Table of Contents

Changing face of asymmetric warfare and terrorism.
Risk assessment : planning for "non-patterns" and potential risk.
Threat prioritization : seeking to identify current and future threats.
CTypes of attack : determining future methods of attack and the needed response.
Threat assessment and prioritization : identifying threats.
U.S. government efforts to create a homeland defense capability.
Federal efforts by department and agency.
Federal, state, and local cooperation.
How other nations deal with these threats.
Lessons from recent major commissions on terrorism.
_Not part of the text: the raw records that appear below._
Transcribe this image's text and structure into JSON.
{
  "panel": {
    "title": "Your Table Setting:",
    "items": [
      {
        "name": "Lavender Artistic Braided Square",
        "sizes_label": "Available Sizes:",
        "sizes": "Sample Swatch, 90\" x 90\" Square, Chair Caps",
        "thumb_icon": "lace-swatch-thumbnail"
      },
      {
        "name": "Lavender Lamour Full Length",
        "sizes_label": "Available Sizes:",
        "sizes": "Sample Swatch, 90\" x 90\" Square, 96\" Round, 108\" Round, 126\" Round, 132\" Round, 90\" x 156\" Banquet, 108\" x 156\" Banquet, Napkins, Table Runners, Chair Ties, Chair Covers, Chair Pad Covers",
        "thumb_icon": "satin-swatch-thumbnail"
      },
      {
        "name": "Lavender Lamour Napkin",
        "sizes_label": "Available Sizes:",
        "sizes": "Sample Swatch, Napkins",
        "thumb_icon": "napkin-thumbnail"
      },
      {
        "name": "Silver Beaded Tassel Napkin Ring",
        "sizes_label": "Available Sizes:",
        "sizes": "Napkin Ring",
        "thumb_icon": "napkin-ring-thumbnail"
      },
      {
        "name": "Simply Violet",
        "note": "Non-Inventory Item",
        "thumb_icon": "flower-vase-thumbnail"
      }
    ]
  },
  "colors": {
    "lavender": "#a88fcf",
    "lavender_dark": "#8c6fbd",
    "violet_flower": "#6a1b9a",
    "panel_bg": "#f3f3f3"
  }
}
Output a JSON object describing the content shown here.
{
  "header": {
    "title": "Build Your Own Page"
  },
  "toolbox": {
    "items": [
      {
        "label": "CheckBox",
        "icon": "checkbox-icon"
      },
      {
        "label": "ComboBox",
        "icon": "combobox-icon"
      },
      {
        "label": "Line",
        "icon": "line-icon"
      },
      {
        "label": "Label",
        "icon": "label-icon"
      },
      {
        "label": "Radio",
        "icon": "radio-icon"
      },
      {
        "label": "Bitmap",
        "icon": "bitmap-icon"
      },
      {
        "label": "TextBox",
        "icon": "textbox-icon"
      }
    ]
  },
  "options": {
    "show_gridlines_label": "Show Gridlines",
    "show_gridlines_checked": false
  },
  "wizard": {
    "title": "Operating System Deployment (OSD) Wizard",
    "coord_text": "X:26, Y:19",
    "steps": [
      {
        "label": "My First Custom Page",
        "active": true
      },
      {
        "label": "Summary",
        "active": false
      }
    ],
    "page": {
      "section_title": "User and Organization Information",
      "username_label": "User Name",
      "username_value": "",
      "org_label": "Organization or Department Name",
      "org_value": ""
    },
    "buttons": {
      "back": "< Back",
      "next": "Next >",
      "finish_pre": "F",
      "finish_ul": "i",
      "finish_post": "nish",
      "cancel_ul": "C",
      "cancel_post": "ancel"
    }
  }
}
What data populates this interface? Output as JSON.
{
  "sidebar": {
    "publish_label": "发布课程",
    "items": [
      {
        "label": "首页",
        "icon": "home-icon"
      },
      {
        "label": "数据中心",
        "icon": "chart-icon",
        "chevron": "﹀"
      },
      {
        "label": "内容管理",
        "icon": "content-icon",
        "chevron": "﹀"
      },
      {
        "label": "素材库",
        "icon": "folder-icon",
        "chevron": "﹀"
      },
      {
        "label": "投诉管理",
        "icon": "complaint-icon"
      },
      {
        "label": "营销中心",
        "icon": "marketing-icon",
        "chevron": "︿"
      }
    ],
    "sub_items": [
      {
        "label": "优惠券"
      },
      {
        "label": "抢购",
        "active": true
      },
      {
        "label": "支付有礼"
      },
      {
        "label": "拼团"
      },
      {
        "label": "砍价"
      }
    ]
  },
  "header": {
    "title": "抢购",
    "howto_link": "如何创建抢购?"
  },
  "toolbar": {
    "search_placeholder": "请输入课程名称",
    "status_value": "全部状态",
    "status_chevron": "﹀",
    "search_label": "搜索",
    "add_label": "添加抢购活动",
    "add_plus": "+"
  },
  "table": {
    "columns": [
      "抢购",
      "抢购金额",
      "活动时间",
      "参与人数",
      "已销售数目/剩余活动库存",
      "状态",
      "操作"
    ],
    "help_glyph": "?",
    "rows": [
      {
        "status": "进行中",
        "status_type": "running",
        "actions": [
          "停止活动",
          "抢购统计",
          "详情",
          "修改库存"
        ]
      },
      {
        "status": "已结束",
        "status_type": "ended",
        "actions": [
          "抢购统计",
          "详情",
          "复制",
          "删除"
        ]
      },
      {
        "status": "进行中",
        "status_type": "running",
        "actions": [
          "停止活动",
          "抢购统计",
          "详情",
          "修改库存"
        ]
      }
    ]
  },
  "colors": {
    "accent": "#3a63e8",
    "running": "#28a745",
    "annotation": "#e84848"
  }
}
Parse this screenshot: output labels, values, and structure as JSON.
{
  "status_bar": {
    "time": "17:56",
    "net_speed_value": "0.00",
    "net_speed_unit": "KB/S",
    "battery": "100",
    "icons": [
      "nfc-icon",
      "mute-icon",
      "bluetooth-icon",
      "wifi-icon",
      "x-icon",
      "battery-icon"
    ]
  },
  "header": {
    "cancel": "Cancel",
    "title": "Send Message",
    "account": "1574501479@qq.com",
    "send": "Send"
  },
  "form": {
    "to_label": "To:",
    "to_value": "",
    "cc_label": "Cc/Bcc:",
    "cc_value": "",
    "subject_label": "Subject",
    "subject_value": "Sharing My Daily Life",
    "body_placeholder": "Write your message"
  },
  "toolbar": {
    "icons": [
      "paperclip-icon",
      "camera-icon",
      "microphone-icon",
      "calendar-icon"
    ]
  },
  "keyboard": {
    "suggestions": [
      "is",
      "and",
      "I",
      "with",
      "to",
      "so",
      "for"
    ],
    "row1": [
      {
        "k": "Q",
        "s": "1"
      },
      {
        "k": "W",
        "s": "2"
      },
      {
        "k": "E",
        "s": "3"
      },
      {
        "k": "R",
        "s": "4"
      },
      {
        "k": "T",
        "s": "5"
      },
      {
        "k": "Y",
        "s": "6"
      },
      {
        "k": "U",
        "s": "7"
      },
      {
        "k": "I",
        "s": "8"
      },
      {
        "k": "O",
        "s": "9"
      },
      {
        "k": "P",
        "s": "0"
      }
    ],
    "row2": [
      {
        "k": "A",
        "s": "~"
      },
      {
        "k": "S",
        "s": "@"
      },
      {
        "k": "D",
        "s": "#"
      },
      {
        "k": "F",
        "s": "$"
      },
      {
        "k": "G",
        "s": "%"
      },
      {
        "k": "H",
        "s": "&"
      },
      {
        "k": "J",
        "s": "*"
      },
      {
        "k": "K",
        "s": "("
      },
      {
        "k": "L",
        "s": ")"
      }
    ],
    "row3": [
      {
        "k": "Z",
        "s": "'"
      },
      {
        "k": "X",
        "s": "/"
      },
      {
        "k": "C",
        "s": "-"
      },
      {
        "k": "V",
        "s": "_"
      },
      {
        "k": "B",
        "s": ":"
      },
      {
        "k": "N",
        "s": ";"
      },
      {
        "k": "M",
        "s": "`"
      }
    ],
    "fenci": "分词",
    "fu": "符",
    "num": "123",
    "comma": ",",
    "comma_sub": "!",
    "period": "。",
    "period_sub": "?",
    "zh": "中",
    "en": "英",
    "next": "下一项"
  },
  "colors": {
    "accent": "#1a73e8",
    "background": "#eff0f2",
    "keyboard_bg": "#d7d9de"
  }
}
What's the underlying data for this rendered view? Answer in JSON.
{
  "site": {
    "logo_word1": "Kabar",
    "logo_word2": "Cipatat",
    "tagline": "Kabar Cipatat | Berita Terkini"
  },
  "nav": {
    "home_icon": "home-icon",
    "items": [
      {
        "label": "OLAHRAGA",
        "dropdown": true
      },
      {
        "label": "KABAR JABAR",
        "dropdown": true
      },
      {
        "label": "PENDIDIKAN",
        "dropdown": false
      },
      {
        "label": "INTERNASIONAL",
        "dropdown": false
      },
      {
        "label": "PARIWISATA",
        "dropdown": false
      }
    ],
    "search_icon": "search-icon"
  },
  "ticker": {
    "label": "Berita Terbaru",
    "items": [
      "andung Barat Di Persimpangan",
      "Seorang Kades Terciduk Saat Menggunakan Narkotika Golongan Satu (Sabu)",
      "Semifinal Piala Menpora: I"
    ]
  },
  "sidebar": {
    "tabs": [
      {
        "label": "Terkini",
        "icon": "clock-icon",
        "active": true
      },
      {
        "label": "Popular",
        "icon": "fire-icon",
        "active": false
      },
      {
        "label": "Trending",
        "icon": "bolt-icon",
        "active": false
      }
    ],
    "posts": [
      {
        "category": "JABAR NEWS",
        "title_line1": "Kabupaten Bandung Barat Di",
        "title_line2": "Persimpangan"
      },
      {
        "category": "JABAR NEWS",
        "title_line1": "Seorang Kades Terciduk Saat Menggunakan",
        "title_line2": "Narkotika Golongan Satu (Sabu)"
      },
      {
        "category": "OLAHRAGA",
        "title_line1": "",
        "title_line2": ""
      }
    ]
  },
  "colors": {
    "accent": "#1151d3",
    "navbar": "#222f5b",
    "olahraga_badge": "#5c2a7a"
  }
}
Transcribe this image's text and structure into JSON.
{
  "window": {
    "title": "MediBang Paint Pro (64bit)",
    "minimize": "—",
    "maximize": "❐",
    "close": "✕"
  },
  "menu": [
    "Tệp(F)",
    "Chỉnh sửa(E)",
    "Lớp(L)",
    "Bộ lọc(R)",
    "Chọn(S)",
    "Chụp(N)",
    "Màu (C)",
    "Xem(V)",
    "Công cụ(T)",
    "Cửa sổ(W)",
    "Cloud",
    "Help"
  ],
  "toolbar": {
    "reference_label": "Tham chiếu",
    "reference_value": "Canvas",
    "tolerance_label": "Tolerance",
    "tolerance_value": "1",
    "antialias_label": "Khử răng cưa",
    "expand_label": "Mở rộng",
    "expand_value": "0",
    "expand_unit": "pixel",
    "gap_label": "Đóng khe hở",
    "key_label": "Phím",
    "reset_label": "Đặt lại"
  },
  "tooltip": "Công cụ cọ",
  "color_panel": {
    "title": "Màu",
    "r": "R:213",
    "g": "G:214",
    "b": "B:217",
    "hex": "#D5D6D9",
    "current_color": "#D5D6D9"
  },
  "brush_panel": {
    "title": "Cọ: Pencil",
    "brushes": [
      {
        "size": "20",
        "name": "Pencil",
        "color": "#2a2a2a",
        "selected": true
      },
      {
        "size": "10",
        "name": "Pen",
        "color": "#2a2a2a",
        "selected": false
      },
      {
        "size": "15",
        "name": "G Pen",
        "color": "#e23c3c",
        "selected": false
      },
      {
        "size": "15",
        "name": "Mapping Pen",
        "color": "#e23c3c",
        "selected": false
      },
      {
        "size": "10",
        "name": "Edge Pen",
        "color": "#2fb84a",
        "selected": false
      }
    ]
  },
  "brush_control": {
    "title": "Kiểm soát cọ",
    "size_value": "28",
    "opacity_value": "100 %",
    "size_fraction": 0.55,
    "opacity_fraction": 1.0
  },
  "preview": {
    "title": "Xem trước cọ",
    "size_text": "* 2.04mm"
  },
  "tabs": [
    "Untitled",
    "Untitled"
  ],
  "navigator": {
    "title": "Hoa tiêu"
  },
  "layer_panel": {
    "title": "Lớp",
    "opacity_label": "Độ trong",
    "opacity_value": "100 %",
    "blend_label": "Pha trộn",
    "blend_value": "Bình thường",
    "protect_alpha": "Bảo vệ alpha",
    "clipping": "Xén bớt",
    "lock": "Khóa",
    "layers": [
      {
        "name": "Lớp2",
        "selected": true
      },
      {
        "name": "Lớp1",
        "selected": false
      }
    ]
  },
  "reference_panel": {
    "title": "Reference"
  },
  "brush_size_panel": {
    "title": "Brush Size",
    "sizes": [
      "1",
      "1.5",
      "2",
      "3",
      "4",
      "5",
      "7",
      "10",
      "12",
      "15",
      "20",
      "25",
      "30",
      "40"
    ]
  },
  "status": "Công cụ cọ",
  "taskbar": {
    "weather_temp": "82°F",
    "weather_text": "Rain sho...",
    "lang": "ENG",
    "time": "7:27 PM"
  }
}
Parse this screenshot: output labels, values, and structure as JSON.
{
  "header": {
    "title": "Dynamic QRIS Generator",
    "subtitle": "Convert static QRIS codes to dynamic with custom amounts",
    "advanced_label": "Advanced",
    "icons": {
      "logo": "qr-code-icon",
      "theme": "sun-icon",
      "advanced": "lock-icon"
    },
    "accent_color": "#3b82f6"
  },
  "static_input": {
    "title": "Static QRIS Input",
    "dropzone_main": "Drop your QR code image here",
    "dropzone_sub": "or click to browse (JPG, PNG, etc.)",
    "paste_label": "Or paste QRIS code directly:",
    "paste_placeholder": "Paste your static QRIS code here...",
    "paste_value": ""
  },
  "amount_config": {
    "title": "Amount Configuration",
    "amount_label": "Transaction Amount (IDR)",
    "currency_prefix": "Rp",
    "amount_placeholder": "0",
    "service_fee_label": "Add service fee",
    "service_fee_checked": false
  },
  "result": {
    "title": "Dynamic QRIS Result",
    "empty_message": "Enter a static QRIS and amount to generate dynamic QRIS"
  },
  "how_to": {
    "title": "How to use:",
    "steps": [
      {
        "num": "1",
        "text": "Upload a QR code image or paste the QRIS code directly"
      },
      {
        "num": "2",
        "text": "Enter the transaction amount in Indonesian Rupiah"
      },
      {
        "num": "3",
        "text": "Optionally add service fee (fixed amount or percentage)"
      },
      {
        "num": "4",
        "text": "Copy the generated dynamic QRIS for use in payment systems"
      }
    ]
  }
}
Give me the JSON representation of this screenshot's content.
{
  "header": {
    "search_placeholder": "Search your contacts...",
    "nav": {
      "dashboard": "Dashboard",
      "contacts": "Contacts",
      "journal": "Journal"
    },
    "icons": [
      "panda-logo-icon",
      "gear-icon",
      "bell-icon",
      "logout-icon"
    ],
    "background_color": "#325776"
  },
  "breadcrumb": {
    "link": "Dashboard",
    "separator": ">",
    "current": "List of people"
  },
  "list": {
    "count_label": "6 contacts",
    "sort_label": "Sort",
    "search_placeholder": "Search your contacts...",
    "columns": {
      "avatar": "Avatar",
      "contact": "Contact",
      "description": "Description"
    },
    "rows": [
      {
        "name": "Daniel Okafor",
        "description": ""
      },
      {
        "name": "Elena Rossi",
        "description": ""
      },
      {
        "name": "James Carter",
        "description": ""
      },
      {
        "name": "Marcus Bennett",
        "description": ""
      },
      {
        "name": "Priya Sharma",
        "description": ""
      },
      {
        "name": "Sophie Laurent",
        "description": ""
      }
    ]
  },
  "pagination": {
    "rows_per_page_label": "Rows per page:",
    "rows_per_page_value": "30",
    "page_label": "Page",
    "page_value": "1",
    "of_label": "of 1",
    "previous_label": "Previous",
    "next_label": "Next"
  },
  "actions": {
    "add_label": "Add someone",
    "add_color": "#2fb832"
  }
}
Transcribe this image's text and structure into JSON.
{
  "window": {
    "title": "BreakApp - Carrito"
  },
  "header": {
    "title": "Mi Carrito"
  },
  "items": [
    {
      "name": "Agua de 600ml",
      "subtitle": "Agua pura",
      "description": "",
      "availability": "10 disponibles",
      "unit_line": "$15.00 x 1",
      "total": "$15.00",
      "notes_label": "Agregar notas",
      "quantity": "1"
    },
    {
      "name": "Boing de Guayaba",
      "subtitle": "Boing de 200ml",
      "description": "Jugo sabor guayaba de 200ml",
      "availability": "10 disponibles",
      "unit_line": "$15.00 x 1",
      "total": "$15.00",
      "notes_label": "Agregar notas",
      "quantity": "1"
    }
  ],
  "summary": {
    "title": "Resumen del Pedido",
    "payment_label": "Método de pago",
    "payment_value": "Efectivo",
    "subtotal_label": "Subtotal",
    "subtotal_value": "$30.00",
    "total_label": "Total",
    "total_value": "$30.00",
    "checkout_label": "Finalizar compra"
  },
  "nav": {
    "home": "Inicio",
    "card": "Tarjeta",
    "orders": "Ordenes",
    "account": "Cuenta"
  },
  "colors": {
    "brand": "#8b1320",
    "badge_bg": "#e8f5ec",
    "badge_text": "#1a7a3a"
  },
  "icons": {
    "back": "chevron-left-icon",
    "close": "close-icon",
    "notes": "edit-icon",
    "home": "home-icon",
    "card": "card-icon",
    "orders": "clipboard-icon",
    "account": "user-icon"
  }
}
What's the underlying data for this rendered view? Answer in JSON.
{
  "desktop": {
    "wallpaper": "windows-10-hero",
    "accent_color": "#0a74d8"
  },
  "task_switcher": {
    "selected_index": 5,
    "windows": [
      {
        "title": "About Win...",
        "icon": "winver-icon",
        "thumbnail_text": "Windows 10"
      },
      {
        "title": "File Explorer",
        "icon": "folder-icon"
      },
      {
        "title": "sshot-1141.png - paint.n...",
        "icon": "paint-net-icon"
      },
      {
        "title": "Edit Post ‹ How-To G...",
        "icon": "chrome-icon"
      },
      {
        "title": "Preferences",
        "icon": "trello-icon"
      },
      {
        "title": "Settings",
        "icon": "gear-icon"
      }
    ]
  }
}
Conclusions and recommendations. New threats require new thinking. State attacks involving long-range missiles or conventional military forces are not the only threat to the U.S. homeland. Covert attacks by state actors, state use of proxies, independent terrorist and extremist attacks by foreign groups or individuals--and even by residents of the United States--are significant issues for future U.S. security. In this comprehensive work, Cordesman offers a range of recommendations, from reevaluating what constitutes a threat and bolstering homeland defense measures, to improving resource allocation and sharpening intelligence. Annotation. Cordesman (Middle East program, Center for Strategic and International Studies) argues that homeland defense must respond to a constantly changing threat, and especially to the kind that may be impossible to predict, and which may emerge as a pattern of attack in the years to come. He discusses such aspects as assessing risks, prioritizing threats, types of attacks, creating a homeland defense capability, and federal cooperation.